The Neanderthal population in Germany exploded just before the species went extinct, a scientist has discovered. By looking at archaeological sites, Jürgen Richter showed the number of settlements had increased by more than 20 times towards the end of the Old Stone Age – or Middle Palaeolithic period.
In a study published in the journal Quaternary International, Richter showed how the number of settlements went from just four in the period between 110,000 to 70,000 years ago, to 94 between 60,000 and 43,000 years. In addition, he found that just 1,000 years after the end of the peak, there was a massive decline and Neanderthals disappeared.
Richter, from the University of Cologne, analysed artefacts found at the Neanderthal settlement to establish the population in Germany. He showed there were huge demographic fluctuations over the Middle Stone Age, with several migrations, population increases and declines. Areas of Germany would be abandoned then returned to several thousands of years later.
The peak of the population, however, came later on in Neanderthal history – in the last 20,000 years of their history: "The German Neanderthals must have disappeared just shortly after having reached the absolute maximum of their demographic evolution around 50,000 years ago," he wrote.
What eventually pushed the Neanderthals to extinction is not known. Currently, scientists have several ideas as to what caused their demise, including climate change and competition with humans.

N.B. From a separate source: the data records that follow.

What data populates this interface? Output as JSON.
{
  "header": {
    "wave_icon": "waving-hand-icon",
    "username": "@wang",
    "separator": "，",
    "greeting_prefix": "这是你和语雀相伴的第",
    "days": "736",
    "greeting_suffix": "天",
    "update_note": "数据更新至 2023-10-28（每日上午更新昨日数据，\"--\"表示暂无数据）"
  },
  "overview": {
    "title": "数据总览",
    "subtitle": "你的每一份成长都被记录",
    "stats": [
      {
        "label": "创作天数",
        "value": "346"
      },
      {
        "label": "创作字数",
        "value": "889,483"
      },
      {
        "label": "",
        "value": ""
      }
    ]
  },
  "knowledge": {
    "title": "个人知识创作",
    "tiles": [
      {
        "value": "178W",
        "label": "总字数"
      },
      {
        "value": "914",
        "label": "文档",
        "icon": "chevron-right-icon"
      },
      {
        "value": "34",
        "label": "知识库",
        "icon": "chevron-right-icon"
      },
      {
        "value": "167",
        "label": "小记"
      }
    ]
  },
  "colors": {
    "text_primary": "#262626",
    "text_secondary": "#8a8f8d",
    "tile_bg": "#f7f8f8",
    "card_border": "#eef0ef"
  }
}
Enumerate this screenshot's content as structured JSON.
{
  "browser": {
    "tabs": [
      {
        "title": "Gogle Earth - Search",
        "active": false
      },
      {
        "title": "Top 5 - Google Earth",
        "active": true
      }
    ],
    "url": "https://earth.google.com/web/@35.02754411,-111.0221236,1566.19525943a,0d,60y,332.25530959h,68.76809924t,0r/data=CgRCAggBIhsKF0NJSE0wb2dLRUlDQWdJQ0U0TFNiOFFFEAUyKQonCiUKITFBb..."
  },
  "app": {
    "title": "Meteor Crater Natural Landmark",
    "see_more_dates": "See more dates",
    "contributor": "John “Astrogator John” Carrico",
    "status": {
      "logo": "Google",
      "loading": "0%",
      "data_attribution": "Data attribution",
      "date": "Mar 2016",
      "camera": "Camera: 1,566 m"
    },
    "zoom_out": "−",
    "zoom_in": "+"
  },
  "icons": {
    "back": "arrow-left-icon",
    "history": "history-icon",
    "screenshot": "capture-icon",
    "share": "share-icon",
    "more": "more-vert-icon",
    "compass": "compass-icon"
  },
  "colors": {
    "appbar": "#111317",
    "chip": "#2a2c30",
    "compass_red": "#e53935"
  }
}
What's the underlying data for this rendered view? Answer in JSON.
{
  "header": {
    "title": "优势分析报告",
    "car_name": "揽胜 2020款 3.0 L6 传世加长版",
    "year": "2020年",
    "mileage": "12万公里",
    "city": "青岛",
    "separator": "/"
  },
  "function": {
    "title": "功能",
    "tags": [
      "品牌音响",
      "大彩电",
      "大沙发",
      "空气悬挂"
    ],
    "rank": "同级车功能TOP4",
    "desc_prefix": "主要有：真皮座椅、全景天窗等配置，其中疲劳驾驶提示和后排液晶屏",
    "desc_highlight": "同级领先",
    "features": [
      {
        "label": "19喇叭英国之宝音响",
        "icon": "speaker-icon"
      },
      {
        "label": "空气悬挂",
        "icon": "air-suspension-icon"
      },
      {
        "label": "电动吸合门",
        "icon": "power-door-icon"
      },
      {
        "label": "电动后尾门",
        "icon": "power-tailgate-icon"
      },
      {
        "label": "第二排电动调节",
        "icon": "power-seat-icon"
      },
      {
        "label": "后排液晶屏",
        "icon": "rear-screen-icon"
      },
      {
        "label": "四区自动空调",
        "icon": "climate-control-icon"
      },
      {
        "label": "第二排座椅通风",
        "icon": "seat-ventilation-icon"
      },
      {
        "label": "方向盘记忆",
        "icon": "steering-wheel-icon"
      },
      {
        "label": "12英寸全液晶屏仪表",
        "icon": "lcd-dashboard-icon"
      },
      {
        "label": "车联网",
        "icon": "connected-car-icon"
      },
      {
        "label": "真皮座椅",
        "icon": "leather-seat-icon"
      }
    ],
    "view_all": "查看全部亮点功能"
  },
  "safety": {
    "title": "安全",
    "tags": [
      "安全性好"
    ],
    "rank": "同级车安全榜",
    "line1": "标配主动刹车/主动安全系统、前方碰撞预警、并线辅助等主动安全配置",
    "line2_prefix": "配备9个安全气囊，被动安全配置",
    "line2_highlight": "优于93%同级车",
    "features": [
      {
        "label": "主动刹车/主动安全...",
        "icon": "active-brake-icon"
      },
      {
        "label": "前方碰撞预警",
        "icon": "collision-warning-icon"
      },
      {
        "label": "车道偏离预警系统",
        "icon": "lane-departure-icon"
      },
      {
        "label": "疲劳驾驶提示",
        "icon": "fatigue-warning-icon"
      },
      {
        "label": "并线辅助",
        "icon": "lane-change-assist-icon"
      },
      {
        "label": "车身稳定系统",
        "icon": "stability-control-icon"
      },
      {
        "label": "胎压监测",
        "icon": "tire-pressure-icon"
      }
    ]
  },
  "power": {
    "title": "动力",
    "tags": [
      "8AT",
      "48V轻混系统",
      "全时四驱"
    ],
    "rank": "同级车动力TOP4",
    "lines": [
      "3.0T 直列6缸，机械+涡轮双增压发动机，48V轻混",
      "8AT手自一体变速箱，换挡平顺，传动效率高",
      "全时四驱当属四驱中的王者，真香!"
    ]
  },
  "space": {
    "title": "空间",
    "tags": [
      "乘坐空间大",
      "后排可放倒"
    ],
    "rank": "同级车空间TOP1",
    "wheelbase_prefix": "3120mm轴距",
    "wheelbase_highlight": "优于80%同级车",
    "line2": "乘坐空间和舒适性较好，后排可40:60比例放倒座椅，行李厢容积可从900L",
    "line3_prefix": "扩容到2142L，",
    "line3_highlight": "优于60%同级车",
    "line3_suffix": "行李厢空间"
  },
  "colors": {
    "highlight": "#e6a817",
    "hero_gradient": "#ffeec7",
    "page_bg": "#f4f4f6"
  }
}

While Richter's study does not answer this long-standing question, he said ever increasing research into Neanderthal populations will help shed light on the relationship between them and the landscape. "The future aim is to deliver a complete reconstruction of an annual cycle of activities and mobility within a territory in order to understand the composition of assemblages, the structures of sites and their location within the landscape before cultural affiliations can be evaluated," he said.